In Phase II of its Elements of Performance (EP) review project, the Joint Commission is deleting 51 EPs to which health care facilities no longer will have to adhere beginning January 2017. The organization says reasons for the deletions mainly fall into the following categories:
- Similar to, implicit in, or duplicative of other existing EPs.
- Address issues that have been covered by standards for many years and are now a routine part of operations or clinical care processes, so they no longer need to be addressed in standards. Some no longer address contemporary quality and safety concerns, and how they are managed can be left to the discretion of the organization.
- EPs adequately addressed by law and regulation or other external requirements, so separate Joint Commission requirements are not needed.

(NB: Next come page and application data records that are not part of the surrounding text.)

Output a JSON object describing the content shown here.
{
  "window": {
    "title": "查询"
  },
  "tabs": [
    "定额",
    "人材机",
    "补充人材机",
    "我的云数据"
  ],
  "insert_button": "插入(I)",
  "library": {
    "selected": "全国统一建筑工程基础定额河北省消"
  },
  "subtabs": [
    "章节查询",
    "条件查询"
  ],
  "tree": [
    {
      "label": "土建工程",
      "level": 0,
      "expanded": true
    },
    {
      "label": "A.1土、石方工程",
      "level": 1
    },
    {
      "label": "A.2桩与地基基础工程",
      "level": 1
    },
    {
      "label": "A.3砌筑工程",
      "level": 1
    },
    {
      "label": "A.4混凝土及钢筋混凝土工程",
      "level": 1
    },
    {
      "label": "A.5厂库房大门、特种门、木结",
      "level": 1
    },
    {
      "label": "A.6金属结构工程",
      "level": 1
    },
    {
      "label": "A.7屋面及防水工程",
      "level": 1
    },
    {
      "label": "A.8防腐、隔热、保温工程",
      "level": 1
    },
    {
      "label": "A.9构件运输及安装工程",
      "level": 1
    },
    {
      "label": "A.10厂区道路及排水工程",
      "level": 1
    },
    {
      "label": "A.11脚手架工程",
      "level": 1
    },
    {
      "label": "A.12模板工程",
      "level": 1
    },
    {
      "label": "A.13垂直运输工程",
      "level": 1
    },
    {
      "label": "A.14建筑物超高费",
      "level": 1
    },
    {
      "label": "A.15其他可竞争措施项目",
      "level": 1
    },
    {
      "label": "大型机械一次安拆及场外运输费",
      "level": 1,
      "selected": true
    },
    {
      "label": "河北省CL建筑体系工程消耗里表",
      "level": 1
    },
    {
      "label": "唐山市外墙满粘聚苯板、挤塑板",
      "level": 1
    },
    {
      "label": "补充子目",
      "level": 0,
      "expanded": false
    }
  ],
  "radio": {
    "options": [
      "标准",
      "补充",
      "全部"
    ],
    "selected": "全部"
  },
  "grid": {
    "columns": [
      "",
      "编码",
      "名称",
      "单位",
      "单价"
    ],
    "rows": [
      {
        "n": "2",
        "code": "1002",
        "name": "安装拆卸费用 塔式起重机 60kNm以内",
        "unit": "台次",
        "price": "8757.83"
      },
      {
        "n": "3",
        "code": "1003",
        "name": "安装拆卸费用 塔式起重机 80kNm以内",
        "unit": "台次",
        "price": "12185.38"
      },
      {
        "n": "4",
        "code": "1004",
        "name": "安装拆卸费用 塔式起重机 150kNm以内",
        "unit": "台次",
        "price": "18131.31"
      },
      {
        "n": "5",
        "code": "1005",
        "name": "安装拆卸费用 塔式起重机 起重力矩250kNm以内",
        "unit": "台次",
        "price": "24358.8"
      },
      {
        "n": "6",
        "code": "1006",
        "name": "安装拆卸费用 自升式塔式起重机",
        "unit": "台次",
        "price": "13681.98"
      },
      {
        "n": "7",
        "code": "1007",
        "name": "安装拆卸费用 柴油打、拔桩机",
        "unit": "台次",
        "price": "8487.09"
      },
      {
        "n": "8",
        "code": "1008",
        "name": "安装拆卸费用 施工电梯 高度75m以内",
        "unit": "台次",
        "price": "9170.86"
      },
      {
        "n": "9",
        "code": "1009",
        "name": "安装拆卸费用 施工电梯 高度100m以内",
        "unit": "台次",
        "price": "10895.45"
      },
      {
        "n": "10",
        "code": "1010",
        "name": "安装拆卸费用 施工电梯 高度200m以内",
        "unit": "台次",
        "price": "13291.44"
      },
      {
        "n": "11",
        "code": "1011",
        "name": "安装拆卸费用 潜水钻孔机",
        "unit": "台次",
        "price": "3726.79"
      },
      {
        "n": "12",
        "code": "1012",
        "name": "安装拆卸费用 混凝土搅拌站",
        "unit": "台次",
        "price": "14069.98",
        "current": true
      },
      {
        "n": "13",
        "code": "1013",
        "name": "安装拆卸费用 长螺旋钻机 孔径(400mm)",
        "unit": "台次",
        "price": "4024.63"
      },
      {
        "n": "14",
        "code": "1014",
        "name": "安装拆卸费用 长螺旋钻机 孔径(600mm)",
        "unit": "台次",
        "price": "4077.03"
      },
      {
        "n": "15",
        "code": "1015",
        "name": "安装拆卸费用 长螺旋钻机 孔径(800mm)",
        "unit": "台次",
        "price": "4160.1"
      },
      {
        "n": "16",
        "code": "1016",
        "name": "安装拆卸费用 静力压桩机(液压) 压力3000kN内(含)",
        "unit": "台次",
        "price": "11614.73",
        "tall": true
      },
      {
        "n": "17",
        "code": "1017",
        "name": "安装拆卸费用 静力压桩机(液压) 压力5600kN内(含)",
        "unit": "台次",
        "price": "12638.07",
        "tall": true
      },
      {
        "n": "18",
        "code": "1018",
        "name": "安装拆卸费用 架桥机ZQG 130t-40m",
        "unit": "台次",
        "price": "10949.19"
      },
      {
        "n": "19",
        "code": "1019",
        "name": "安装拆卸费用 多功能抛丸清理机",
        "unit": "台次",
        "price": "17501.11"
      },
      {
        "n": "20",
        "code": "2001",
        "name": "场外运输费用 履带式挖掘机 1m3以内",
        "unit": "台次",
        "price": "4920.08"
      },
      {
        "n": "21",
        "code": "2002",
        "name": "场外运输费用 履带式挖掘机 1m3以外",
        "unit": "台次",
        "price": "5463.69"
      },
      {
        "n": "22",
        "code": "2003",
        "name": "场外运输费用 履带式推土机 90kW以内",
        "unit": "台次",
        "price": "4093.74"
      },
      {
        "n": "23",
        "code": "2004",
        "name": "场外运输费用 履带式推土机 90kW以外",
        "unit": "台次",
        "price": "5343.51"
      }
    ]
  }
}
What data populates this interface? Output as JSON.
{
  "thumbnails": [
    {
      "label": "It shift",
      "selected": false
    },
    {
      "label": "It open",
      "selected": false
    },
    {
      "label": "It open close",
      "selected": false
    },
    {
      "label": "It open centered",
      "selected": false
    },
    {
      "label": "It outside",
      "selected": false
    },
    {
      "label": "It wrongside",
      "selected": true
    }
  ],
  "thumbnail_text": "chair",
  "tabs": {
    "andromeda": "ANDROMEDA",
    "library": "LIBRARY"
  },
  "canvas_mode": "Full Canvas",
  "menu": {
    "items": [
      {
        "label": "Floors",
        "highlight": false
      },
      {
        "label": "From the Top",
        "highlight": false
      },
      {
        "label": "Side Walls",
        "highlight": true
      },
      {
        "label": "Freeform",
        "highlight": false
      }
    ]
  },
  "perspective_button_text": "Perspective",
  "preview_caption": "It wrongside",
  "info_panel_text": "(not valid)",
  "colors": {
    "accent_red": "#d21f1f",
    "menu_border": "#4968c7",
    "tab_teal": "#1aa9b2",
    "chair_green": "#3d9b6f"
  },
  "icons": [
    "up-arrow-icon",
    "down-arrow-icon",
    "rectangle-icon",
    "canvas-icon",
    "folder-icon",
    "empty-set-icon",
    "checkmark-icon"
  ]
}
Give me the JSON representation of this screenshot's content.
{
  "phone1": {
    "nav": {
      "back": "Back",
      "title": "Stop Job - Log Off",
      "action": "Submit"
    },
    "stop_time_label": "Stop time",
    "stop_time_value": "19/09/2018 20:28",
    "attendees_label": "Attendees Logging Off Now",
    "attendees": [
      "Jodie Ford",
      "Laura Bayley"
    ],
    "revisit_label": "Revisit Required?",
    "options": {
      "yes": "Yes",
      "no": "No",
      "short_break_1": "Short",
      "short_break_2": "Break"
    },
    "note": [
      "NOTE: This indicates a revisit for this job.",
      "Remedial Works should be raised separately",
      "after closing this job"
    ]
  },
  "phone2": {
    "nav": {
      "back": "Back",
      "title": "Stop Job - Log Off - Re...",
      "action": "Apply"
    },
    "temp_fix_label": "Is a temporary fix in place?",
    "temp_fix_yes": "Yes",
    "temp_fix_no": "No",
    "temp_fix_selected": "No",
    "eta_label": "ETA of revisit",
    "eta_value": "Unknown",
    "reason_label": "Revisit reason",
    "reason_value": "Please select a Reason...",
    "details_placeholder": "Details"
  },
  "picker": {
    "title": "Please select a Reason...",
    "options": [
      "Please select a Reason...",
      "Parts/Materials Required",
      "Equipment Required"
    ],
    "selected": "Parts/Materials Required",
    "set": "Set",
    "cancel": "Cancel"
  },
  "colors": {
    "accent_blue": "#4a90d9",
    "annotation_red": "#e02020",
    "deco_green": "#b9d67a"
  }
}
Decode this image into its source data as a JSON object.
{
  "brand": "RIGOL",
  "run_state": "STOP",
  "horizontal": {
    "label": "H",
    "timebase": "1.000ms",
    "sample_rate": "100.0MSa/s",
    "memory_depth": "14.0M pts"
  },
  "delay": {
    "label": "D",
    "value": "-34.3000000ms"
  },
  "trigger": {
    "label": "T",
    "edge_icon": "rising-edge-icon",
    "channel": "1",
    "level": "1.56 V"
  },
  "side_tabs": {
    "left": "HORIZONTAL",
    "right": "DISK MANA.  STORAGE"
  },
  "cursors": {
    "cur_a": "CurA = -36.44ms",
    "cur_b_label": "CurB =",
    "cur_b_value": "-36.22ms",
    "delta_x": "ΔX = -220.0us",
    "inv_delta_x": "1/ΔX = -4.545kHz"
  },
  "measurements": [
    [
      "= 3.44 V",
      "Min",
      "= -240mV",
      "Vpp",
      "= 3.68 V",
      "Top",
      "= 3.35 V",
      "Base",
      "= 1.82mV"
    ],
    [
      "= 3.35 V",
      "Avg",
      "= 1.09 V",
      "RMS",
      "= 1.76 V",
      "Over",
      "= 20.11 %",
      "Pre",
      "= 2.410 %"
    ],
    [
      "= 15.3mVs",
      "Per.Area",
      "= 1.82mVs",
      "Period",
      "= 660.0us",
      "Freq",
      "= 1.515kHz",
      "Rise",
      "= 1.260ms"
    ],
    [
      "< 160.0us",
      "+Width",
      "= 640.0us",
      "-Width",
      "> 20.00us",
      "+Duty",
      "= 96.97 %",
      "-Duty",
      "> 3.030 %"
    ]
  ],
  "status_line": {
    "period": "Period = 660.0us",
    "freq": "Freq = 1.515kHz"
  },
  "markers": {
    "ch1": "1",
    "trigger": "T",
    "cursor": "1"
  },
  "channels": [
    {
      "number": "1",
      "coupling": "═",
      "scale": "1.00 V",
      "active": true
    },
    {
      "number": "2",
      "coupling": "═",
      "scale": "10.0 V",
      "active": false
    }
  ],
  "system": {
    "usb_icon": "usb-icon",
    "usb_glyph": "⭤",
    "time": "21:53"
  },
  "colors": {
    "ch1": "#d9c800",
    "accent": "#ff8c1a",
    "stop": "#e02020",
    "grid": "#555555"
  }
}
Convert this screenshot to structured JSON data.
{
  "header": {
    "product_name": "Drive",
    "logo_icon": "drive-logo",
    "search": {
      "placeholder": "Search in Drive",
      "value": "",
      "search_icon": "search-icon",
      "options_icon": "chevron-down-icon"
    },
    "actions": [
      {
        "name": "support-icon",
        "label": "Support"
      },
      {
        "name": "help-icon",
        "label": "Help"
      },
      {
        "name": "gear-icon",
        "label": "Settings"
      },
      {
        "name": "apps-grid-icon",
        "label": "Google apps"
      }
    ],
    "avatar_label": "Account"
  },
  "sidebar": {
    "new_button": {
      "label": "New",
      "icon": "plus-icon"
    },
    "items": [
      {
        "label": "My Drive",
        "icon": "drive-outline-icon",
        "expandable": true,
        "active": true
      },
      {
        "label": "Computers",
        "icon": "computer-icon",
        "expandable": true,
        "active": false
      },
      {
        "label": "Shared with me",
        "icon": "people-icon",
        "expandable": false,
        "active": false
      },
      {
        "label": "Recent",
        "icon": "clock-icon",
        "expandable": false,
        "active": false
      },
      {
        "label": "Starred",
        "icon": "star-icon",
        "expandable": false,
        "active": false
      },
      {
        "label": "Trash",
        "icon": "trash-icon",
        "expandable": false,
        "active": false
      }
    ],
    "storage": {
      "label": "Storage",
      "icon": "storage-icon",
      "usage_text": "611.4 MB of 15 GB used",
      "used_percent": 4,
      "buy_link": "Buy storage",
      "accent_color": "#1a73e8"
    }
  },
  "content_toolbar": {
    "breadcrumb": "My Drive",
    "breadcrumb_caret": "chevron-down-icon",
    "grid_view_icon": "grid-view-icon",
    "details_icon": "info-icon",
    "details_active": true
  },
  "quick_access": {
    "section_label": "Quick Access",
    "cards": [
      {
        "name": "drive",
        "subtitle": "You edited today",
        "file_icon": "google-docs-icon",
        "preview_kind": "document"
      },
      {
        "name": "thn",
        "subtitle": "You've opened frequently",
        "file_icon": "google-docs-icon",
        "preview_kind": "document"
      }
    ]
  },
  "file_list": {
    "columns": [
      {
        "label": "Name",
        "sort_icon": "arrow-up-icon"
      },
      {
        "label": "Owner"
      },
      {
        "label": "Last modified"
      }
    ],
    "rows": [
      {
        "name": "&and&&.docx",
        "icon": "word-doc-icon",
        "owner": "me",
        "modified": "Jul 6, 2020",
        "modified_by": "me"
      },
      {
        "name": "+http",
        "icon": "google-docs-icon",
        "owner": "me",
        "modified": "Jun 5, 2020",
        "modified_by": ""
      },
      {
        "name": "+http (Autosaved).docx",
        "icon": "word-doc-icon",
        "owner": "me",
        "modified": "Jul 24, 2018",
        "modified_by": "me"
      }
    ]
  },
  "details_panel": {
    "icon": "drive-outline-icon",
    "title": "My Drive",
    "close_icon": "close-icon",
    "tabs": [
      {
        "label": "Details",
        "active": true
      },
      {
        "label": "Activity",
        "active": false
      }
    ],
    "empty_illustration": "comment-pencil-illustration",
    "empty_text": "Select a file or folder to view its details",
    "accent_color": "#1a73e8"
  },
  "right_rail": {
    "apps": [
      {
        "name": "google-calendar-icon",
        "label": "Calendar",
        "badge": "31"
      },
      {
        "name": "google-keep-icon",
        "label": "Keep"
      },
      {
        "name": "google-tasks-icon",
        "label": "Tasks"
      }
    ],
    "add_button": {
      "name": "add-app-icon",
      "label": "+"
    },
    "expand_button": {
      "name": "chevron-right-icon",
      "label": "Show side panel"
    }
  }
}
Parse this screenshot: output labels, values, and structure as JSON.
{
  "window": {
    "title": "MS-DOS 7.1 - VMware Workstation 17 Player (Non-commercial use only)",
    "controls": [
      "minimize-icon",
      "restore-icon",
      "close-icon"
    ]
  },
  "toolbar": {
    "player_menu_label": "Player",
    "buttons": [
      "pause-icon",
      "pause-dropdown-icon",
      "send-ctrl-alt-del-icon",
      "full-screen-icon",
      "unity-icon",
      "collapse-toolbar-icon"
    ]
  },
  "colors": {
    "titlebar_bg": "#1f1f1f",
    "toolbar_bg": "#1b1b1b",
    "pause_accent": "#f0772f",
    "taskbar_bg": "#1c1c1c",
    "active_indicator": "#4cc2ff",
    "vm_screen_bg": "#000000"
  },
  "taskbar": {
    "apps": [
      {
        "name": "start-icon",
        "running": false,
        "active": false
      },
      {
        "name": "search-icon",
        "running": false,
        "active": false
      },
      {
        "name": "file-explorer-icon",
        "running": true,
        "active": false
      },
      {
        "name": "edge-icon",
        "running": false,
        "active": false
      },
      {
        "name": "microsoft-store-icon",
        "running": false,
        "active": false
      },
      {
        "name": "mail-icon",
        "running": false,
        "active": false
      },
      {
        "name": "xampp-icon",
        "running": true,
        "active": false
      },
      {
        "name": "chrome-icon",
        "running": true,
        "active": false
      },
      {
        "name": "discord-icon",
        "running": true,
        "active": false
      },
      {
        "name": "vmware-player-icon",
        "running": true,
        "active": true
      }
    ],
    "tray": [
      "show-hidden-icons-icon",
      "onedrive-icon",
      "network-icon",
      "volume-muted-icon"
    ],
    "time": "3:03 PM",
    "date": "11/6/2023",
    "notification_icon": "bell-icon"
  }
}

The deletions include seven from its Environment of Care chapter, such as EC.02.04.01, which stipulates how to manage medical equipment risk, or EC.02.05.01, which addresses managing risk associated with hospital utility systems.
The Joint Commission also is deleting IC.01.05.01 within its Infection Prevention and Control chapter. The EP concerns methods hospitals use to report infection surveillance and control information to external organizations. The Joint Commission has deemed the standard duplicative of IC.02.01.01.
The organization says that the deletions are part of a multiphase project to streamline its hospital accreditation standards.
The Centers for Medicare & Medicaid Services (CMS) issued a final rule to make major changes to improve long-term care facilities. Approximately 1.5 million residents in the more than 15,000 long-term care facilities participate in the Medicare and Medicaid programs. CMS says the final rule is targeted at reducing unnecessary hospital readmissions and infections, improving the quality of care, and strengthening safety measures for residents in these facilities. The new rule does touch on aspects of the physical environment.
The documents states that CMS is "requiring facilities that are constructed, reconstructed or newly certified after the effective date of this regulation to accommodate no more than two residents in a bedroom. We are also requiring facilities that are constructed, or newly certified after the effective date of this regulation to have a bathroom equipped with at least a commode and sink in each room."
Other requirements touch on infection control, quality of care, quality of life, physician services, behavioral services, food and nutrition, etc.
CMS estimates that the total projected cost of this final rule will be about $831 million in the first year and $736 million per year in subsequent years. The average cost per facility is estimated to be about $62,900 in the first year and $55,000 per year in subsequent years.
The Medical Device Innovation Consortium (MDIC), a nonprofit organization, has been awarded $3 million from the Food and Drug Administration to develop a national evaluation system for medical devices, called the National Evaluation System for Health Technology (NEST).
The initial phase of the project will involve piloting methods for tracking medical device data and patient-reported outcomes through the use of real-world evidence. The hope is that the use of real-world evidence will shift premarket data collection into the postmarket by leveraging the electronic health information generated in both clinical settings and patients’ homes.
“There is great potential in using real-world data to foster innovations in medical device technology that will lead to optimized outcomes for patients and improved quality of life,” says Mike Minogue, MDIC board chairman, who also serves as president, CEO and chairman of the medical device implant manufacturer Abiomed. “In addition, real-world evidence will help measure the cost-effectiveness of these new technologies,”
President Obama yesterday signed legislation funding federal programs through Dec. 9 and providing $1.1 billion in emergency funding for the Department of Health and Human Services and other agencies to combat Zika. The measure passed the House and Senate Wednesday. The compromise package to fund Zika response includes $400 million in offsets through rescissions to accounts, including Affordable Care Act funds to set up exchanges in territories and unused Ebola funds.
The Joint Commission has updated its policy regarding notification of changes within accredited organizations. Effective Oct. 1, organizations will need to provide written notification to the Joint Commission when the change is initially contemplated — that is, when leadership within the organization has approved moving forward with the proposed change and identified a time frame for implementing that change.
Historically, the policy required organizations to notify the Joint Commission within 30 days after a significant change occurred. However, because certain changes may result in the need for on-site survey activity, the policy now requires advanced notice of a potential change to allow organizations and the Joint Commission to evaluate whether there is any impact from an accreditation standpoint, including the need and timing for any on-site survey activity. Once the change officially has occurred, the organization should update its electronic application for accreditation within 30 days.